### Data for processing
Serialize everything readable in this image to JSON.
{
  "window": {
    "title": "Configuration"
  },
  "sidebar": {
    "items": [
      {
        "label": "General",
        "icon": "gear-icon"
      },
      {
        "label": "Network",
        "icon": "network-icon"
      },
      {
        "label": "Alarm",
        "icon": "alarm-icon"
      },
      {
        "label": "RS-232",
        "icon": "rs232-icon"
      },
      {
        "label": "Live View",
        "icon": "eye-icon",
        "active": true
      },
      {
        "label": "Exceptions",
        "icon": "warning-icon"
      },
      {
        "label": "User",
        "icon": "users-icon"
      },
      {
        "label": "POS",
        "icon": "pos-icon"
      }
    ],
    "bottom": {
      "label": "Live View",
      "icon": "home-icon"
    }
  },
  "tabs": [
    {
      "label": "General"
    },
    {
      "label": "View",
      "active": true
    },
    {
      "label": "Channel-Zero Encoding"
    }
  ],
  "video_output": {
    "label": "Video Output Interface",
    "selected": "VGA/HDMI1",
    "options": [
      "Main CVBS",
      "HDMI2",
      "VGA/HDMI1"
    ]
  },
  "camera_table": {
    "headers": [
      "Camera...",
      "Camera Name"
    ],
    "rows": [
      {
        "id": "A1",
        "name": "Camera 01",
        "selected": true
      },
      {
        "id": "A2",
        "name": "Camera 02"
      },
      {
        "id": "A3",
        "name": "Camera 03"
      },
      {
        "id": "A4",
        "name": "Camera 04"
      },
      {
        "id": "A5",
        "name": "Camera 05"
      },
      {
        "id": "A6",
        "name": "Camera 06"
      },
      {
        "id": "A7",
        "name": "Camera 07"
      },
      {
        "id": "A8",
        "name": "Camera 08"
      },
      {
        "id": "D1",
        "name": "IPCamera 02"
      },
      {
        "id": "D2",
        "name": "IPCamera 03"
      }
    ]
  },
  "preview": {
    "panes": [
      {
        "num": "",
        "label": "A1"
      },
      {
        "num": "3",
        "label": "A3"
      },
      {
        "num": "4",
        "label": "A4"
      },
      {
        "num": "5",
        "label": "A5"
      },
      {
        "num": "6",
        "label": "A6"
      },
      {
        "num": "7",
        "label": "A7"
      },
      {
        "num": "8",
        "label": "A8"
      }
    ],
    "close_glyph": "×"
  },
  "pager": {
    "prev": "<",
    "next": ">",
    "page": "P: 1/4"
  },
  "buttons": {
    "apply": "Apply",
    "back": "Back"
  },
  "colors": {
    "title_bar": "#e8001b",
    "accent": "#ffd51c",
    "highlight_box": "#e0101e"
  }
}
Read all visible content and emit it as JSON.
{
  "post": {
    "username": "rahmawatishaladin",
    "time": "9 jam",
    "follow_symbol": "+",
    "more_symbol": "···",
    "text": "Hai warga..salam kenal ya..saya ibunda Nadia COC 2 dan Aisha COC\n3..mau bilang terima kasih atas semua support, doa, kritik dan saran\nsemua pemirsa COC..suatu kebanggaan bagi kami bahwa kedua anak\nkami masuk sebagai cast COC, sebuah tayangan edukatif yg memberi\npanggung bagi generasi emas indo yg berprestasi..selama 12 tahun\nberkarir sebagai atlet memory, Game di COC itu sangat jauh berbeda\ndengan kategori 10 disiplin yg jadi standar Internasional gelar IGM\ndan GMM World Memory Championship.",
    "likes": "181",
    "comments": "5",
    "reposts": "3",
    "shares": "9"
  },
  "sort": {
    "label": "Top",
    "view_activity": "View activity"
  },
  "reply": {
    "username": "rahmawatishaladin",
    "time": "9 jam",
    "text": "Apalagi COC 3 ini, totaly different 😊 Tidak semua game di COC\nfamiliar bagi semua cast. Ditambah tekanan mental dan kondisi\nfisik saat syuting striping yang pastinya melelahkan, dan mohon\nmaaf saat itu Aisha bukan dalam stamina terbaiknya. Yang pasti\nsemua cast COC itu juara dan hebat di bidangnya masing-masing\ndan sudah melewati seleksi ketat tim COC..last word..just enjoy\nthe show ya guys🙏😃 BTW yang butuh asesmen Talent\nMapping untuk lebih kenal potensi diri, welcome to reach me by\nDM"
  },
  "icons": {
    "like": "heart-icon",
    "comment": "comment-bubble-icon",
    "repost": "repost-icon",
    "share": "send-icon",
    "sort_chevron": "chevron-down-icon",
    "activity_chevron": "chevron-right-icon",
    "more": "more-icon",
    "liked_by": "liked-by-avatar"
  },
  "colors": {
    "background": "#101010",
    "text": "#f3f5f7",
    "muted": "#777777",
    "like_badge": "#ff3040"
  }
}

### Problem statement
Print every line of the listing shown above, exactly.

### Reply to the exercise
Serialize everything readable in this image to JSON.
{
  "window": {
    "title": "Configuration"
  },
  "sidebar": {
    "items": [
      {
        "label": "General",
        "icon": "gear-icon"
      },
      {
        "label": "Network",
        "icon": "network-icon"
      },
      {
        "label": "Alarm",
        "icon": "alarm-icon"
      },
      {
        "label": "RS-232",
        "icon": "rs232-icon"
      },
      {
        "label": "Live View",
        "icon": "eye-icon",
        "active": true
      },
      {
        "label": "Exceptions",
        "icon": "warning-icon"
      },
      {
        "label": "User",
        "icon": "users-icon"
      },
      {
        "label": "POS",
        "icon": "pos-icon"
      }
    ],
    "bottom": {
      "label": "Live View",
      "icon": "home-icon"
    }
  },
  "tabs": [
    {
      "label": "General"
    },
    {
      "label": "View",
      "active": true
    },
    {
      "label": "Channel-Zero Encoding"
    }
  ],
  "video_output": {
    "label": "Video Output Interface",
    "selected": "VGA/HDMI1",
    "options": [
      "Main CVBS",
      "HDMI2",
      "VGA/HDMI1"
    ]
  },
  "camera_table": {
    "headers": [
      "Camera...",
      "Camera Name"
    ],
    "rows": [
      {
        "id": "A1",
        "name": "Camera 01",
        "selected": true
      },
      {
        "id": "A2",
        "name": "Camera 02"
      },
      {
        "id": "A3",
        "name": "Camera 03"
      },
      {
        "id": "A4",
        "name": "Camera 04"
      },
      {
        "id": "A5",
        "name": "Camera 05"
      },
      {
        "id": "A6",
        "name": "Camera 06"
      },
      {
        "id": "A7",
        "name": "Camera 07"
      },
      {
        "id": "A8",
        "name": "Camera 08"
      },
      {
        "id": "D1",
        "name": "IPCamera 02"
      },
      {
        "id": "D2",
        "name": "IPCamera 03"
      }
    ]
  },
  "preview": {
    "panes": [
      {
        "num": "",
        "label": "A1"
      },
      {
        "num": "3",
        "label": "A3"
      },
      {
        "num": "4",
        "label": "A4"
      },
      {
        "num": "5",
        "label": "A5"
      },
      {
        "num": "6",
        "label": "A6"
      },
      {
        "num": "7",
        "label": "A7"
      },
      {
        "num": "8",
        "label": "A8"
      }
    ],
    "close_glyph": "×"
  },
  "pager": {
    "prev": "<",
    "next": ">",
    "page": "P: 1/4"
  },
  "buttons": {
    "apply": "Apply",
    "back": "Back"
  },
  "colors": {
    "title_bar": "#e8001b",
    "accent": "#ffd51c",
    "highlight_box": "#e0101e"
  }
}
Read all visible content and emit it as JSON.
{
  "post": {
    "username": "rahmawatishaladin",
    "time": "9 jam",
    "follow_symbol": "+",
    "more_symbol": "···",
    "text": "Hai warga..salam kenal ya..saya ibunda Nadia COC 2 dan Aisha COC\n3..mau bilang terima kasih atas semua support, doa, kritik dan saran\nsemua pemirsa COC..suatu kebanggaan bagi kami bahwa kedua anak\nkami masuk sebagai cast COC, sebuah tayangan edukatif yg memberi\npanggung bagi generasi emas indo yg berprestasi..selama 12 tahun\nberkarir sebagai atlet memory, Game di COC itu sangat jauh berbeda\ndengan kategori 10 disiplin yg jadi standar Internasional gelar IGM\ndan GMM World Memory Championship.",
    "likes": "181",
    "comments": "5",
    "reposts": "3",
    "shares": "9"
  },
  "sort": {
    "label": "Top",
    "view_activity": "View activity"
  },
  "reply": {
    "username": "rahmawatishaladin",
    "time": "9 jam",
    "text": "Apalagi COC 3 ini, totaly different 😊 Tidak semua game di COC\nfamiliar bagi semua cast. Ditambah tekanan mental dan kondisi\nfisik saat syuting striping yang pastinya melelahkan, dan mohon\nmaaf saat itu Aisha bukan dalam stamina terbaiknya. Yang pasti\nsemua cast COC itu juara dan hebat di bidangnya masing-masing\ndan sudah melewati seleksi ketat tim COC..last word..just enjoy\nthe show ya guys🙏😃 BTW yang butuh asesmen Talent\nMapping untuk lebih kenal potensi diri, welcome to reach me by\nDM"
  },
  "icons": {
    "like": "heart-icon",
    "comment": "comment-bubble-icon",
    "repost": "repost-icon",
    "share": "send-icon",
    "sort_chevron": "chevron-down-icon",
    "activity_chevron": "chevron-right-icon",
    "more": "more-icon",
    "liked_by": "liked-by-avatar"
  },
  "colors": {
    "background": "#101010",
    "text": "#f3f5f7",
    "muted": "#777777",
    "like_badge": "#ff3040"
  }
}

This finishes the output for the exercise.